DESCRIPTION OF THE TASK: Only the lines from the one containing "Serialize everything readable" through the end of the data belong in the answer; reproduce them exactly.
———
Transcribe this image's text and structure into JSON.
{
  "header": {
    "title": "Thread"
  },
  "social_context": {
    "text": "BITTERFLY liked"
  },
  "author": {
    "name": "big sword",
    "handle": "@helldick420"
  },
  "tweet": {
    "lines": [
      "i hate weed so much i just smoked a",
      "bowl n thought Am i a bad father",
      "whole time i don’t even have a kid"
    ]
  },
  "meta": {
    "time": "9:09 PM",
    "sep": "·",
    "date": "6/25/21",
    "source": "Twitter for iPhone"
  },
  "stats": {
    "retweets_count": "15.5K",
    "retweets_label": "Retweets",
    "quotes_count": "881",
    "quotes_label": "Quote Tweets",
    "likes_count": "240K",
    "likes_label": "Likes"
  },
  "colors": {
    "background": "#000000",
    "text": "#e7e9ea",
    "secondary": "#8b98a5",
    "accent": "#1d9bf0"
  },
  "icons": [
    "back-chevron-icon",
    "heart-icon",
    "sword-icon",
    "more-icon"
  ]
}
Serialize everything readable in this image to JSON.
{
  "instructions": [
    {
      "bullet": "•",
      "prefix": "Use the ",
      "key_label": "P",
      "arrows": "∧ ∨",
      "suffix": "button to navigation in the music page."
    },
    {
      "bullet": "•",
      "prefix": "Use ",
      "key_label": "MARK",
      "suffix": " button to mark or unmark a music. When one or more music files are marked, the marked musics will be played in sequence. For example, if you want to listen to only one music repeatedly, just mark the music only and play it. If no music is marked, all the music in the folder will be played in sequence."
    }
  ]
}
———
ANSWER TO THIS EXERCISE:
Serialize everything readable in this image to JSON.
{
  "instructions": [
    {
      "bullet": "•",
      "prefix": "Use the ",
      "key_label": "P",
      "arrows": "∧ ∨",
      "suffix": "button to navigation in the music page."
    },
    {
      "bullet": "•",
      "prefix": "Use ",
      "key_label": "MARK",
      "suffix": " button to mark or unmark a music. When one or more music files are marked, the marked musics will be played in sequence. For example, if you want to listen to only one music repeatedly, just mark the music only and play it. If no music is marked, all the music in the folder will be played in sequence."
    }
  ]
}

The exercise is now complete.